Problem description: Where the string "sample" occurs in a line of the entries below, copy that line.

Exercise material:
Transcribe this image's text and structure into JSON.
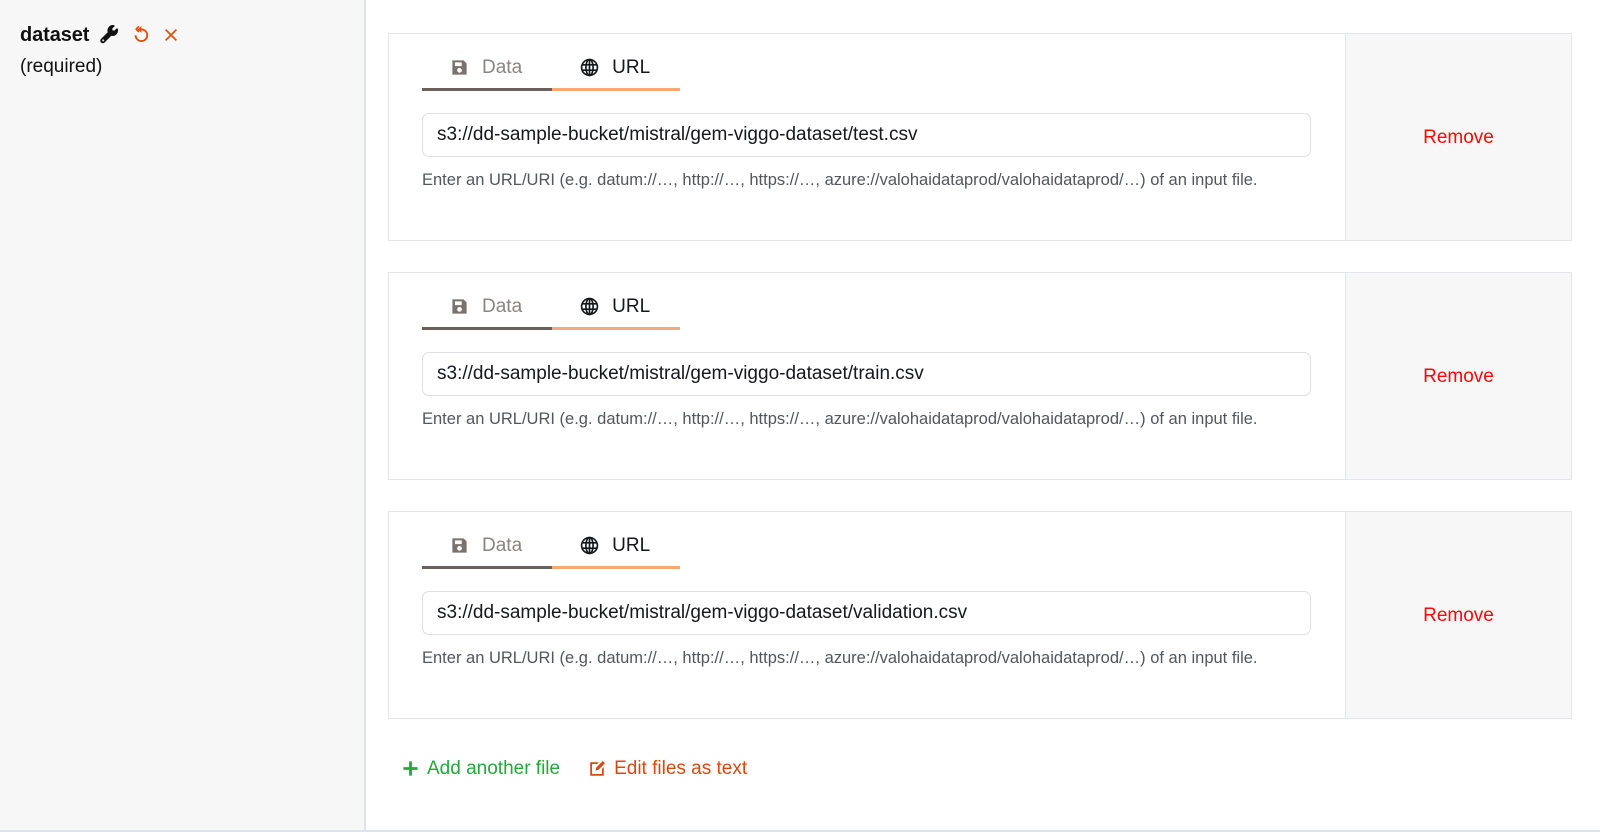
{
  "parameter": {
    "name": "dataset",
    "required_label": "(required)",
    "icons": {
      "settings": "wrench-icon",
      "reset": "undo-icon",
      "remove": "close-x-icon"
    },
    "colors": {
      "accent_orange": "#e2500f",
      "remove_red": "#fb0707",
      "add_green": "#24a83c",
      "edit_orange": "#d9480f",
      "active_tab_underline": "#f6a878",
      "inactive_tab_underline": "#6a615e",
      "sidebar_bg": "#f7f7f7"
    }
  },
  "tabs": {
    "data_label": "Data",
    "url_label": "URL",
    "data_icon": "floppy-disk-icon",
    "url_icon": "globe-icon",
    "active": "URL"
  },
  "help_text": "Enter an URL/URI (e.g. datum://…, http://…, https://…, azure://valohaidataprod/valohaidataprod/…) of an input file.",
  "url_placeholder": "",
  "remove_label": "Remove",
  "files": [
    {
      "url": "s3://dd-sample-bucket/mistral/gem-viggo-dataset/test.csv"
    },
    {
      "url": "s3://dd-sample-bucket/mistral/gem-viggo-dataset/train.csv"
    },
    {
      "url": "s3://dd-sample-bucket/mistral/gem-viggo-dataset/validation.csv"
    }
  ],
  "actions": {
    "add_label": "Add another file",
    "add_icon": "plus-icon",
    "edit_label": "Edit files as text",
    "edit_icon": "pencil-square-icon"
  }
}
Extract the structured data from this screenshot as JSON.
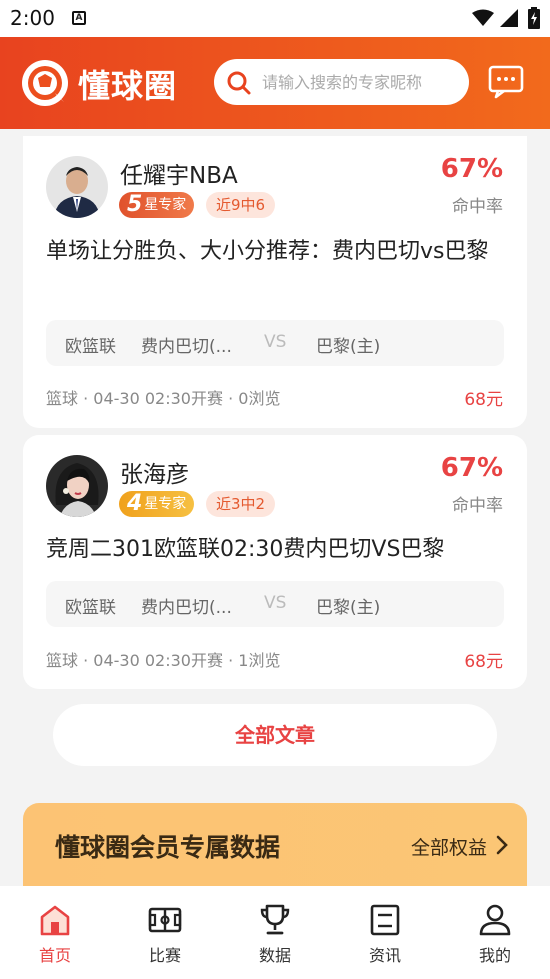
{
  "status_bar": {
    "time": "2:00",
    "sim_label": "A"
  },
  "header": {
    "logo_text": "懂球圈",
    "search_placeholder": "请输入搜索的专家昵称"
  },
  "articles": [
    {
      "expert_name": "任耀宇NBA",
      "level_num": "5",
      "level_label": "星专家",
      "streak": "近9中6",
      "hit_rate": "67%",
      "hit_rate_label": "命中率",
      "title": "单场让分胜负、大小分推荐：费内巴切vs巴黎",
      "league": "欧篮联",
      "home": "费内巴切(...",
      "vs": "VS",
      "away": "巴黎(主)",
      "sport": "篮球",
      "dot1": "·",
      "start_time": "04-30 02:30开赛",
      "dot2": "·",
      "views": "0浏览",
      "price": "68元"
    },
    {
      "expert_name": "张海彦",
      "level_num": "4",
      "level_label": "星专家",
      "streak": "近3中2",
      "hit_rate": "67%",
      "hit_rate_label": "命中率",
      "title": "竞周二301欧篮联02:30费内巴切VS巴黎",
      "league": "欧篮联",
      "home": "费内巴切(...",
      "vs": "VS",
      "away": "巴黎(主)",
      "sport": "篮球",
      "dot1": "·",
      "start_time": "04-30 02:30开赛",
      "dot2": "·",
      "views": "1浏览",
      "price": "68元"
    }
  ],
  "all_articles_label": "全部文章",
  "vip": {
    "title": "懂球圈会员专属数据",
    "link": "全部权益"
  },
  "tabs": [
    {
      "label": "首页",
      "icon": "home-icon"
    },
    {
      "label": "比赛",
      "icon": "field-icon"
    },
    {
      "label": "数据",
      "icon": "trophy-icon"
    },
    {
      "label": "资讯",
      "icon": "news-icon"
    },
    {
      "label": "我的",
      "icon": "user-icon"
    }
  ],
  "colors": {
    "brand": "#ec4f1e",
    "accent_red": "#e84343",
    "vip_bg": "#fbc675"
  }
}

The completed task:
      "url": "s3://dd-sample-bucket/mistral/gem-viggo-dataset/test.csv"
      "url": "s3://dd-sample-bucket/mistral/gem-viggo-dataset/train.csv"
      "url": "s3://dd-sample-bucket/mistral/gem-viggo-dataset/validation.csv"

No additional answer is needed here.